Exercise description:
All lines in the entries below that hold "true" make up the answer.

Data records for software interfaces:
Segment Open

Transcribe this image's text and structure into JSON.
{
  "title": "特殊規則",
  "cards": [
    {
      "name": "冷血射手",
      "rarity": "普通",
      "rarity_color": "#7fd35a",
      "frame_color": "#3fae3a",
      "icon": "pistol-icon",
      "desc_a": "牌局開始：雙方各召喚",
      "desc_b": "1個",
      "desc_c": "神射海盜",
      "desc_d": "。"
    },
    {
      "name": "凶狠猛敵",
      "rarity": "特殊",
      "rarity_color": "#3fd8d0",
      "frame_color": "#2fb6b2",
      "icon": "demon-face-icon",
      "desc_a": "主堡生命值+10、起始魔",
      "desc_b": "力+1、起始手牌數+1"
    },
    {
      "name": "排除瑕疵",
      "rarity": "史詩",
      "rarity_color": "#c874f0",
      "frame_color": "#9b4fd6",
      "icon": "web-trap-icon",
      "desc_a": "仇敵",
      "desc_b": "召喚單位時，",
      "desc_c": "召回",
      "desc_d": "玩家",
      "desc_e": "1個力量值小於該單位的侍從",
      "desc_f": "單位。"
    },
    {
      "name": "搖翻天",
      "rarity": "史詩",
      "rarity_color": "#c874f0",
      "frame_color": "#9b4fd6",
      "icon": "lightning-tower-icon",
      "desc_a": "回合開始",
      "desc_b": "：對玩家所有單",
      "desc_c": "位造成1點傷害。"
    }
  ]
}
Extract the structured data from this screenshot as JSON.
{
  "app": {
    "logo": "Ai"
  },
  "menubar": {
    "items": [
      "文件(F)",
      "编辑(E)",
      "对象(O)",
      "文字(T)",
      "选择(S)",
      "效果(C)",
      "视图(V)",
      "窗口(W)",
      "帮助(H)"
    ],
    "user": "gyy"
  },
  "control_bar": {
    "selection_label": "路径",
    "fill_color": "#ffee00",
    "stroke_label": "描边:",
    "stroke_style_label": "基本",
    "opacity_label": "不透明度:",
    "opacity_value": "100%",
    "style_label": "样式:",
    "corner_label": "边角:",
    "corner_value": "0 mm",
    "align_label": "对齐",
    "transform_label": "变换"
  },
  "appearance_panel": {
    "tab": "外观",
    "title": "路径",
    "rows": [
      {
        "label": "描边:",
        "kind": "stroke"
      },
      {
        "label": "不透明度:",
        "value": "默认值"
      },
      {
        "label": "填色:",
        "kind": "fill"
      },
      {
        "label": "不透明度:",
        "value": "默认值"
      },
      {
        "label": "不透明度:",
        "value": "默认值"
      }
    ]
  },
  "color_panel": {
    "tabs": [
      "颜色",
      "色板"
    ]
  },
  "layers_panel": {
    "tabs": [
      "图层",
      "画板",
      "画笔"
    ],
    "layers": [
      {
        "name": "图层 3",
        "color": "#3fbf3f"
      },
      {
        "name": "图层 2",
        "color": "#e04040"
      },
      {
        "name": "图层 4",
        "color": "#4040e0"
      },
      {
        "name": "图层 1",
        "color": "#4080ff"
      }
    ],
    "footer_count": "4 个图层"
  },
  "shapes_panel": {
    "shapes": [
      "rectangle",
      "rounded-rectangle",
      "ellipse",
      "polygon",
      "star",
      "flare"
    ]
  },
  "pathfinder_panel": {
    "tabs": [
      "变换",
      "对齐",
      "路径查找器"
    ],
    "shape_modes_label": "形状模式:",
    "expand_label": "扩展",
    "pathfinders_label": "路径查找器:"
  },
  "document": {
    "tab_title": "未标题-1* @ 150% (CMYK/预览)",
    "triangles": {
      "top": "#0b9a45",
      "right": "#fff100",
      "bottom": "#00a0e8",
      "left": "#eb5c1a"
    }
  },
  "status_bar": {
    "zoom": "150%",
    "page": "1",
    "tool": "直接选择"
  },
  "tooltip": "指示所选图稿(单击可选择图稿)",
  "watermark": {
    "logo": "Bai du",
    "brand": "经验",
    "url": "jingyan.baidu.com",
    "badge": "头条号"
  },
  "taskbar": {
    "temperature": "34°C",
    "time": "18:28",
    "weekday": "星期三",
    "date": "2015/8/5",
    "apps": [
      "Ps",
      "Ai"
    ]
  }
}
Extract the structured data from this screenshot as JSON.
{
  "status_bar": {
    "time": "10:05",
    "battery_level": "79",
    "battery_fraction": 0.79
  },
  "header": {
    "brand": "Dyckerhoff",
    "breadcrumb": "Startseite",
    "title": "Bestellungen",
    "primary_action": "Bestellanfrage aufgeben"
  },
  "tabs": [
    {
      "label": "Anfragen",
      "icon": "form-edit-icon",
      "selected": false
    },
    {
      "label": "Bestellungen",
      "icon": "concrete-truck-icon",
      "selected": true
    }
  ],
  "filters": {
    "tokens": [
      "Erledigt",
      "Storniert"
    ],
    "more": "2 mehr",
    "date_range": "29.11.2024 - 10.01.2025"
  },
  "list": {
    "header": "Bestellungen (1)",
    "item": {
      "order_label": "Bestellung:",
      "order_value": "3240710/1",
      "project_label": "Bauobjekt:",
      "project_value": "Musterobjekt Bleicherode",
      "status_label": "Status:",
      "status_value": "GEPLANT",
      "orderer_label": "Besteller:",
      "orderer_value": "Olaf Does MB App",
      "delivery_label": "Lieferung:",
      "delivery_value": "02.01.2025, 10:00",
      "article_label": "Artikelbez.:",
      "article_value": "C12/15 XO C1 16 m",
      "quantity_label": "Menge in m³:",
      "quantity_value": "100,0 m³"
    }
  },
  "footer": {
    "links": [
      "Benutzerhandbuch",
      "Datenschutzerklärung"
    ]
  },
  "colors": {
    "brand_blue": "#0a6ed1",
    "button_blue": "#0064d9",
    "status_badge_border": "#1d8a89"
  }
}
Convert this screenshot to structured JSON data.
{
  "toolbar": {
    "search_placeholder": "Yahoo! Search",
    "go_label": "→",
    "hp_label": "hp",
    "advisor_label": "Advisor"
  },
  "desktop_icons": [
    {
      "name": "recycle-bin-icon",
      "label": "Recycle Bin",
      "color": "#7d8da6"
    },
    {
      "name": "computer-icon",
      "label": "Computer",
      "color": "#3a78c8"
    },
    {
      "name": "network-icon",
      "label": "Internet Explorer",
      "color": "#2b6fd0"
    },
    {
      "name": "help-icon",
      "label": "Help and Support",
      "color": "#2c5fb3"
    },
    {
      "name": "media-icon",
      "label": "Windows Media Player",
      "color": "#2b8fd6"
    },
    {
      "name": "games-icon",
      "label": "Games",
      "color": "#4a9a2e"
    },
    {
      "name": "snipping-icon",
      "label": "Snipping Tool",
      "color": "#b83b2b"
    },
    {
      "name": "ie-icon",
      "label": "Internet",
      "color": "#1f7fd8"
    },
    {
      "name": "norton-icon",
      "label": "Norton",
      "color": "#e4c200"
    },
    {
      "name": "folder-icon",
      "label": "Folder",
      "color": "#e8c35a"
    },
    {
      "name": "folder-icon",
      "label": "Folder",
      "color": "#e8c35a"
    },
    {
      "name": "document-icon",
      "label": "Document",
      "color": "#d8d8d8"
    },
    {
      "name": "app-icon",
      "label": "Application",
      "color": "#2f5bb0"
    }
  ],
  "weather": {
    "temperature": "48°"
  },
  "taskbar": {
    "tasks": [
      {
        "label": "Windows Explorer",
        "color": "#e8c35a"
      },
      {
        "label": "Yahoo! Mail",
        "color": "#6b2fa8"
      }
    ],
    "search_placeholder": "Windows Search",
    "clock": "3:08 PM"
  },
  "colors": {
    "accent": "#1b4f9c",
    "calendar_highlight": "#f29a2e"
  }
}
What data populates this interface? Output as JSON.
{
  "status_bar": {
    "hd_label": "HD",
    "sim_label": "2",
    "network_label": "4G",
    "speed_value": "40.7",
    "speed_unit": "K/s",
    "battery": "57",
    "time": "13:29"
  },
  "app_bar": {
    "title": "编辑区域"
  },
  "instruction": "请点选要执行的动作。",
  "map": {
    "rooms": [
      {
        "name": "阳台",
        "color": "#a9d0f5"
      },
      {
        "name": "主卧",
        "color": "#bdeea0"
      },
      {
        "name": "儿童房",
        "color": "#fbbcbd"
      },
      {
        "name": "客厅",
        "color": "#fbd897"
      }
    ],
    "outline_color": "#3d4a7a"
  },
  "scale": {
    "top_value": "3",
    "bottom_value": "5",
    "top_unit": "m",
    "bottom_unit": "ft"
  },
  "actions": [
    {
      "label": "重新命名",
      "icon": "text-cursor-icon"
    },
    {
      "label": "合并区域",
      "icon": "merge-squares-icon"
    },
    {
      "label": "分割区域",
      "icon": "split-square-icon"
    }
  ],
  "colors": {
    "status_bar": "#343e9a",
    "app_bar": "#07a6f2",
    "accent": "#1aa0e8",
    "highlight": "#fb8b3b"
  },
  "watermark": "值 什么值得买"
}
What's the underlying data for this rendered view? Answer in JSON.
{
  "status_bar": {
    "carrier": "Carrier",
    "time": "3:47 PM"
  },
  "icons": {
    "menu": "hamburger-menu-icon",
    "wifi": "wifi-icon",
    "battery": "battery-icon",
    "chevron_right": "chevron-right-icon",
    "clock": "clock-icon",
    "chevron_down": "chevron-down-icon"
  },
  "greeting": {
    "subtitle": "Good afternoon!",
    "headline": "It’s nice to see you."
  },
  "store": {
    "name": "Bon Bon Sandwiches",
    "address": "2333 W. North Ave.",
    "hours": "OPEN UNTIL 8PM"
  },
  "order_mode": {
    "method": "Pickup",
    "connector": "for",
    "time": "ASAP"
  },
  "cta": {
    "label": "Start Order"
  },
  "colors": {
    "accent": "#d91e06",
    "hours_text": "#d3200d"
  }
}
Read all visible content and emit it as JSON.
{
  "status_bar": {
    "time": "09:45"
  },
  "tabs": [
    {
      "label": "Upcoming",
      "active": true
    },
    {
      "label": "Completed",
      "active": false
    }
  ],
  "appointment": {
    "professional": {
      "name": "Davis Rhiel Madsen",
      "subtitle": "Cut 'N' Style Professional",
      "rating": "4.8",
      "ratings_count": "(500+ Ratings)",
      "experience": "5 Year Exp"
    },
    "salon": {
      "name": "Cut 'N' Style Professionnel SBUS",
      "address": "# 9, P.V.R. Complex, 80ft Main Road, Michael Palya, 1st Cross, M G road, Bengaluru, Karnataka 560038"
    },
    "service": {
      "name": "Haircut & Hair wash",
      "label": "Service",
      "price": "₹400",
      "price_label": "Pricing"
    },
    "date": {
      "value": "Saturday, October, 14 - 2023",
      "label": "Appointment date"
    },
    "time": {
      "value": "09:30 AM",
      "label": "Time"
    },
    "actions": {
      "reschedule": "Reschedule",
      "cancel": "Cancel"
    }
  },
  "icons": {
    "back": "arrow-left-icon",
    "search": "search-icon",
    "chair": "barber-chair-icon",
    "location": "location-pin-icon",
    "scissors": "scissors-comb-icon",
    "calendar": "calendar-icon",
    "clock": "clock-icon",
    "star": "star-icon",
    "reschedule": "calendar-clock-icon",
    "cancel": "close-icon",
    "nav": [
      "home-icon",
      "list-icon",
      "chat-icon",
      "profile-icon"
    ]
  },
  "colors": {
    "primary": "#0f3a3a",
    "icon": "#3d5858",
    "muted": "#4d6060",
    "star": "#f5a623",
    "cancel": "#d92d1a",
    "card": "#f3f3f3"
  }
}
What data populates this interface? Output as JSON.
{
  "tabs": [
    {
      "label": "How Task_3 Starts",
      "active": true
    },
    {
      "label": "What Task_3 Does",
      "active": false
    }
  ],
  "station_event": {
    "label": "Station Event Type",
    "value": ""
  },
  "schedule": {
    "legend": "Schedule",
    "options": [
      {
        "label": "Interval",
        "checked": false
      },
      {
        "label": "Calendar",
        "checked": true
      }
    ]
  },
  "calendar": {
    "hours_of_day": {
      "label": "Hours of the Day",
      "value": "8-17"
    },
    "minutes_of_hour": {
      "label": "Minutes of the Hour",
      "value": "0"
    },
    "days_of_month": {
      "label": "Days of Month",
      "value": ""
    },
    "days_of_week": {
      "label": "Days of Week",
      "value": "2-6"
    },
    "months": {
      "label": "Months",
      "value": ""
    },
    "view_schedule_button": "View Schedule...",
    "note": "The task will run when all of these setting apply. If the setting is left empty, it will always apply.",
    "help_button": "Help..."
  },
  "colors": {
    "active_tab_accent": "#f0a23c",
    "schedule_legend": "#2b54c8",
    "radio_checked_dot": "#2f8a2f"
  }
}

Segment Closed

Task answer:
      "selected": true
      "active": true
      "active": true
        "checked": true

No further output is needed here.